Problem to work on
Below are records; how many of their lines contain "this"? Give the number and no other words.

Element data from apps and pages
* * *

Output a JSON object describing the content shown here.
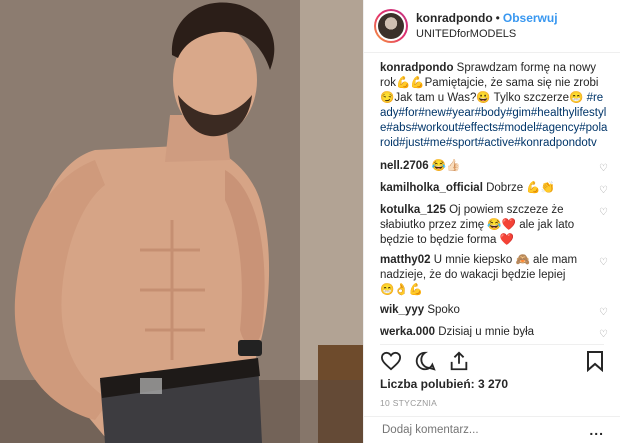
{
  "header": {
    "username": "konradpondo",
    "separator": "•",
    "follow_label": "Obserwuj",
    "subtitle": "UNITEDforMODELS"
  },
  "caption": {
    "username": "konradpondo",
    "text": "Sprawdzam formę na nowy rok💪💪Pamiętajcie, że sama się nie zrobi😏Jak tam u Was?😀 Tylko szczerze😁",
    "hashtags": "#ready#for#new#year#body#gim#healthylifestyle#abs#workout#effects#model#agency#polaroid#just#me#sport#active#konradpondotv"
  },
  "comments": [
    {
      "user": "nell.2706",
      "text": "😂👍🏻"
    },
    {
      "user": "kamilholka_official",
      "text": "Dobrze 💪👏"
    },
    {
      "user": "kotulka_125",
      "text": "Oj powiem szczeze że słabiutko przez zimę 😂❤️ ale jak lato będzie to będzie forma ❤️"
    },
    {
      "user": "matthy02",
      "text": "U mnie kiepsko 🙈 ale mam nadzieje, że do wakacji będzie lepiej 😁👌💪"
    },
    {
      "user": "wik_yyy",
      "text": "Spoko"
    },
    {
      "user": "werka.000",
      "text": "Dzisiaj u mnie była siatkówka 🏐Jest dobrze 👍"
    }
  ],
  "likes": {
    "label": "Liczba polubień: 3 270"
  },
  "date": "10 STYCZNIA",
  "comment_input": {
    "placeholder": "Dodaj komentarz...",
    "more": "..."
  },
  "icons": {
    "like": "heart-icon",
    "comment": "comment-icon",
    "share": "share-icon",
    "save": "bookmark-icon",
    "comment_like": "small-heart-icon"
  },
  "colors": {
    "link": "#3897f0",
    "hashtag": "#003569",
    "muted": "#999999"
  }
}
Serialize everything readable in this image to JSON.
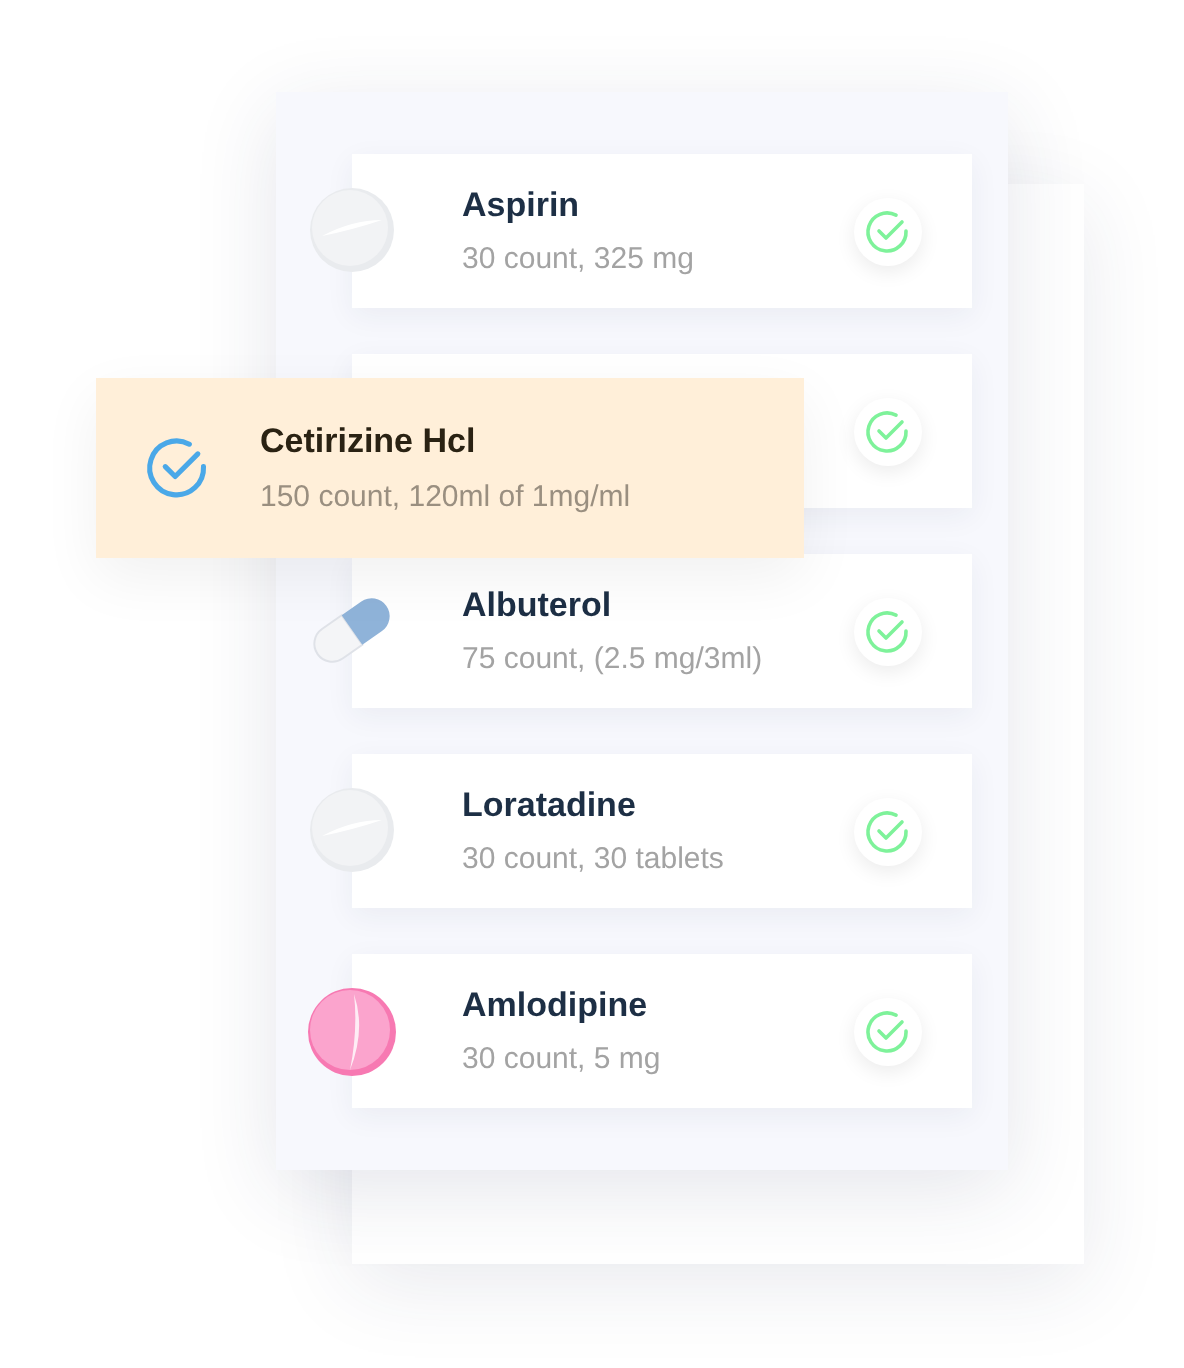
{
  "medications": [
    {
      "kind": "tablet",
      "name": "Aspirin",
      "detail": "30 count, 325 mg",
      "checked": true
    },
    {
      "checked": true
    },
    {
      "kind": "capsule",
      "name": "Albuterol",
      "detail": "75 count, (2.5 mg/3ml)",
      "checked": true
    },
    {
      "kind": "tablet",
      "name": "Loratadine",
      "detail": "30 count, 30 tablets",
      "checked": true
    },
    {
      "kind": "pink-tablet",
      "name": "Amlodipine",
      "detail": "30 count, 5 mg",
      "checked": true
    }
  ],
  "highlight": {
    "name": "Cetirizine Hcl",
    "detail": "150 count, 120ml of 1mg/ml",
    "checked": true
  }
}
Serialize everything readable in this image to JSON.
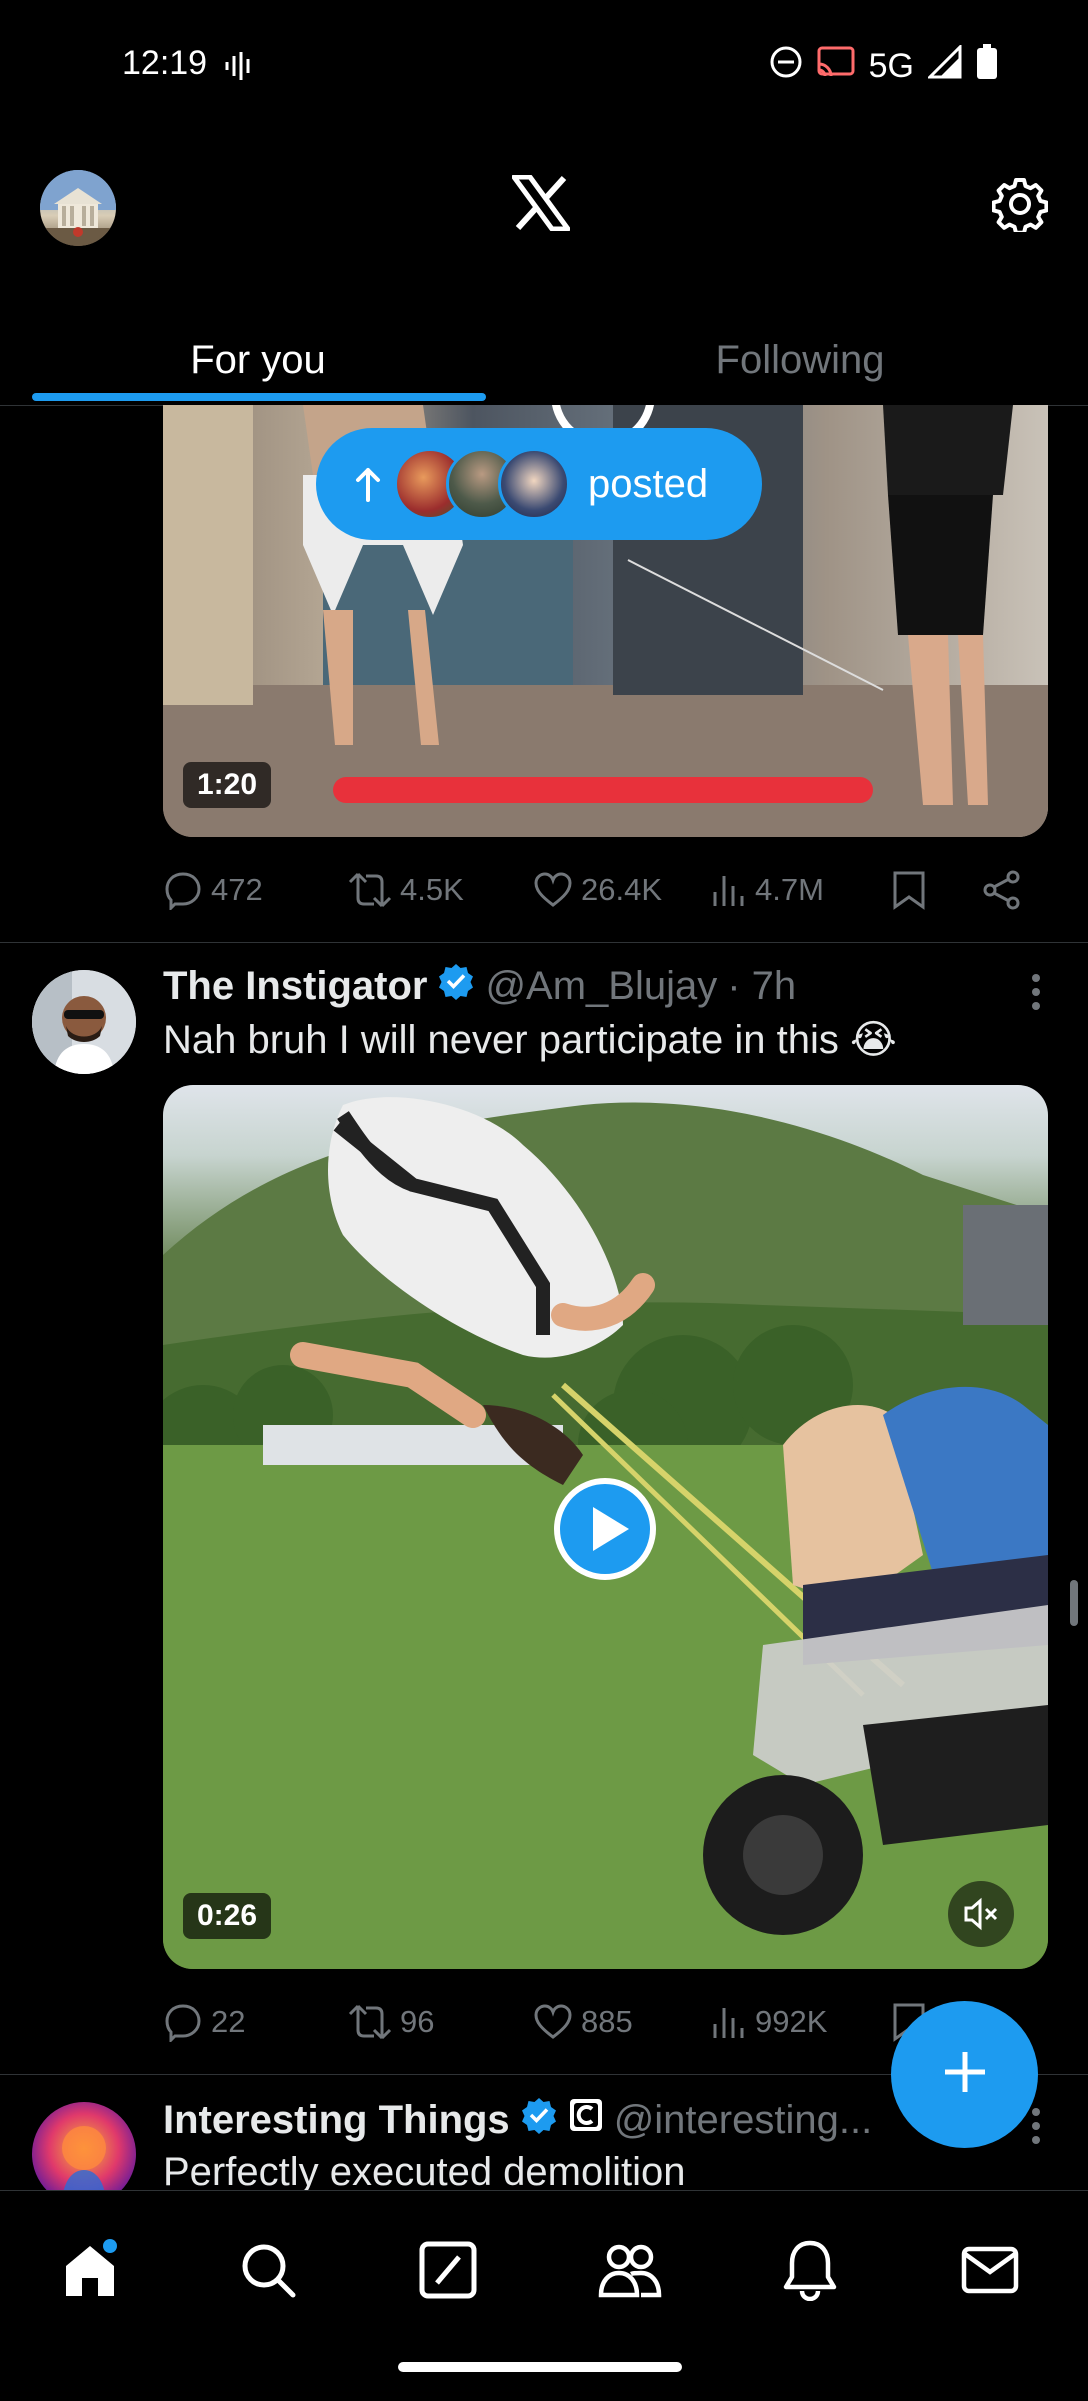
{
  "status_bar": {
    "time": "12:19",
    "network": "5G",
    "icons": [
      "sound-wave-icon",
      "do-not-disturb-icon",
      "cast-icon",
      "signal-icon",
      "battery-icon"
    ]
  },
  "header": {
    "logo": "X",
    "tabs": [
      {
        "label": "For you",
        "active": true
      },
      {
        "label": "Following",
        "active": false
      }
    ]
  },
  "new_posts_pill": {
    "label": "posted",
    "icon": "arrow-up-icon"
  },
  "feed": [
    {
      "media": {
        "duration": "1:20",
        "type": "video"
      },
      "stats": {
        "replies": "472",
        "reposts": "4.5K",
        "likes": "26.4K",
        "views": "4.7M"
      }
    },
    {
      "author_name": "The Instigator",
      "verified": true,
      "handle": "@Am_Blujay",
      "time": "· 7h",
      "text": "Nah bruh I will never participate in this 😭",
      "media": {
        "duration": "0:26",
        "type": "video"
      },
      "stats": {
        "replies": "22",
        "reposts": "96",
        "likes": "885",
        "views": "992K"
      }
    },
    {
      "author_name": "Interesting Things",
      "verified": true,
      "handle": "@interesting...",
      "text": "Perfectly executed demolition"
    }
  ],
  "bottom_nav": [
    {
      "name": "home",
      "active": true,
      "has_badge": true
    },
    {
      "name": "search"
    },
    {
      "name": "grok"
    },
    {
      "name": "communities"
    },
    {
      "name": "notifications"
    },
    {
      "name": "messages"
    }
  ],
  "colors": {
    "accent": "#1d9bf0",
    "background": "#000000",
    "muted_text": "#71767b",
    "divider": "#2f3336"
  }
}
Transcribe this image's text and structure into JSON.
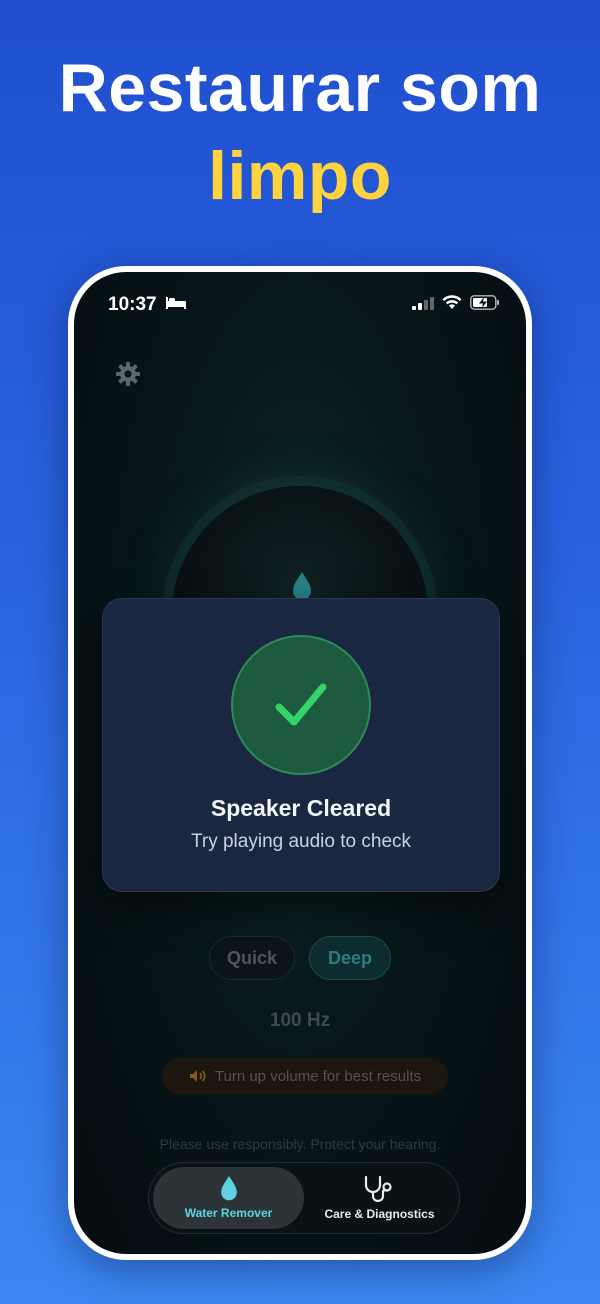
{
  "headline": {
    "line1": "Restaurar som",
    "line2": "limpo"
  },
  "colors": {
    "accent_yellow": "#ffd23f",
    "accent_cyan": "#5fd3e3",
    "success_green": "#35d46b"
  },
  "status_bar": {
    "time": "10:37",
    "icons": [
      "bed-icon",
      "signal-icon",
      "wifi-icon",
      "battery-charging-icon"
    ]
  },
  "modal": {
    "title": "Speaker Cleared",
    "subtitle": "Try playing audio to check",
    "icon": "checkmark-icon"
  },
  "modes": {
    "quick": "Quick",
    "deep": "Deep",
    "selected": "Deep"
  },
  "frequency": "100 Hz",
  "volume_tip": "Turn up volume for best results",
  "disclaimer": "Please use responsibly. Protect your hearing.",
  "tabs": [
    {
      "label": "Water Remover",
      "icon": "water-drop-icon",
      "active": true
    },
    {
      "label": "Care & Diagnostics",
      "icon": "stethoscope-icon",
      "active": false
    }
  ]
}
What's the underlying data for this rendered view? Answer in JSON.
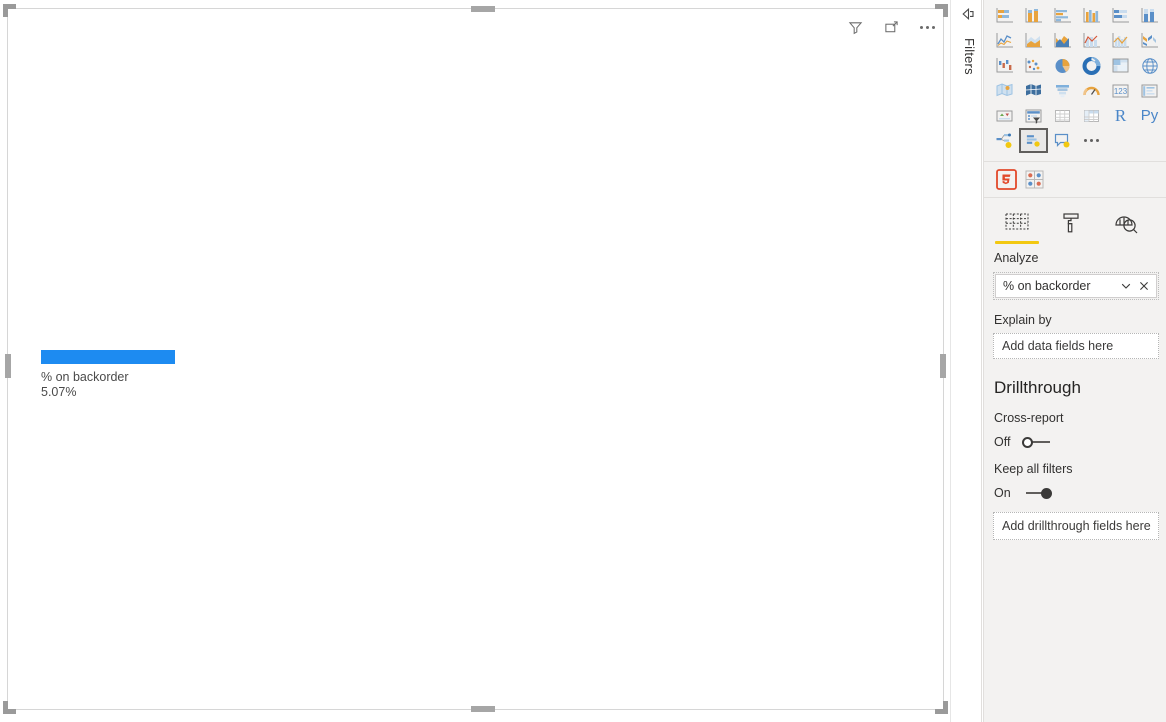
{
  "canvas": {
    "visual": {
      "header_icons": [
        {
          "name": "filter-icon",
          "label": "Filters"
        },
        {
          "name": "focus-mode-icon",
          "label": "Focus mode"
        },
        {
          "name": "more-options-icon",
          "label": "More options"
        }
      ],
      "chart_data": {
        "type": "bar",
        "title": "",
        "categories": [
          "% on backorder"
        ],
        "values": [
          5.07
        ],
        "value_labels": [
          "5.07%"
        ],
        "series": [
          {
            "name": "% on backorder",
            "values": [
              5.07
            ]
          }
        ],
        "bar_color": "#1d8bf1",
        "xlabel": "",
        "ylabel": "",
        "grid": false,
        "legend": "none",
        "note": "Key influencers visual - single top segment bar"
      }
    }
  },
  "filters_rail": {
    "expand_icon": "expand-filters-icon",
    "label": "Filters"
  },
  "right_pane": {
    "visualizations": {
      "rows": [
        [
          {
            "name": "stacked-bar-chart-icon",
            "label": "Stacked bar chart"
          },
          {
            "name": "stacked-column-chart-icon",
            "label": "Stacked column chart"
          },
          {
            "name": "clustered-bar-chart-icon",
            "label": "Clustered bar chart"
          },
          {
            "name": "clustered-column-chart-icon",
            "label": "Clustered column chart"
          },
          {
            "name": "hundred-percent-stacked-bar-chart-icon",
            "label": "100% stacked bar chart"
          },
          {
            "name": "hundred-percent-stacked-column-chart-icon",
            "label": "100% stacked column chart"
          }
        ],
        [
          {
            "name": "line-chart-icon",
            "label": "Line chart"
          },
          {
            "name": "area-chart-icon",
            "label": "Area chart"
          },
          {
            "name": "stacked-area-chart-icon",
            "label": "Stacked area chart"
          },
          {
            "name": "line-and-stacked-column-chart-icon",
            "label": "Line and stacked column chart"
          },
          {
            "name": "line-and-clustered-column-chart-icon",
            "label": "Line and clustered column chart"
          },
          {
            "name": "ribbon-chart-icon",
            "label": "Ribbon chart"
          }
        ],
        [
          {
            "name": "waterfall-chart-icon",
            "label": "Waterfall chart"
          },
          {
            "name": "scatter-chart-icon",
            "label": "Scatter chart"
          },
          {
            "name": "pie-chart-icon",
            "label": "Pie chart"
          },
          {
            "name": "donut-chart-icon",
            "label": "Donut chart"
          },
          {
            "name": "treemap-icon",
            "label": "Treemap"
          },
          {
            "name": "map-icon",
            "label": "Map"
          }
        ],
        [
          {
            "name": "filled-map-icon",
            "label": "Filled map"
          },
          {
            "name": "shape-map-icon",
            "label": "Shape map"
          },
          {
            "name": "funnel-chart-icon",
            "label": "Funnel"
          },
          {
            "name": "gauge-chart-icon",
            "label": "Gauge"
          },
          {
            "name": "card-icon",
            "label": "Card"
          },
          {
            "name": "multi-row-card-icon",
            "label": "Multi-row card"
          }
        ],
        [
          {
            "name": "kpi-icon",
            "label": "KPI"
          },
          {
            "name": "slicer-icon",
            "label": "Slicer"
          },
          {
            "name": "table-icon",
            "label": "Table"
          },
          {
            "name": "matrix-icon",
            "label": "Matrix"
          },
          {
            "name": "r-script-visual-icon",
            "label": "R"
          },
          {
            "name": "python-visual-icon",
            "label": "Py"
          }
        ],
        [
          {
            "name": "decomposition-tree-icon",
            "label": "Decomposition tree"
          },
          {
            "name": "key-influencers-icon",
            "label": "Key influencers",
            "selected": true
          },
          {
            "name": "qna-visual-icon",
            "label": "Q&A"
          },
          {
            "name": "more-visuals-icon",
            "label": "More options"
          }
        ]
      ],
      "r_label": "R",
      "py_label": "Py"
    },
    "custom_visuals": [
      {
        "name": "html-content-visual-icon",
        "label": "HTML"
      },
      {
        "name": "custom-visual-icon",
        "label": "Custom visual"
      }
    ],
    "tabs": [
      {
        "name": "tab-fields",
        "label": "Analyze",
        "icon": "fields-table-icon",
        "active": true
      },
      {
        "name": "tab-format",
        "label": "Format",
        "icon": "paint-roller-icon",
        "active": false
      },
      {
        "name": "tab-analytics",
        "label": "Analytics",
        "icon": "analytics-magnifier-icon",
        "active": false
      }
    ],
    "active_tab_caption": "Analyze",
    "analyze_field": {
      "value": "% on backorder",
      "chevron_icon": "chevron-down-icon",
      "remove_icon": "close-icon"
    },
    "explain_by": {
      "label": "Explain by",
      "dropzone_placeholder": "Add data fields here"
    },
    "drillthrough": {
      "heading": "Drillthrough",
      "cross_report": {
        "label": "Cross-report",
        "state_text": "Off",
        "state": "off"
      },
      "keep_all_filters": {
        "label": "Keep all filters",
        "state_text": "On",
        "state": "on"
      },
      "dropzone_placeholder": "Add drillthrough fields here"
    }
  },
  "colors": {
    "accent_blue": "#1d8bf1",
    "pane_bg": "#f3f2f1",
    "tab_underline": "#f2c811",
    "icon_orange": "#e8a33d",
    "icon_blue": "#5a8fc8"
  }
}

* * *

Answer to the exercise
5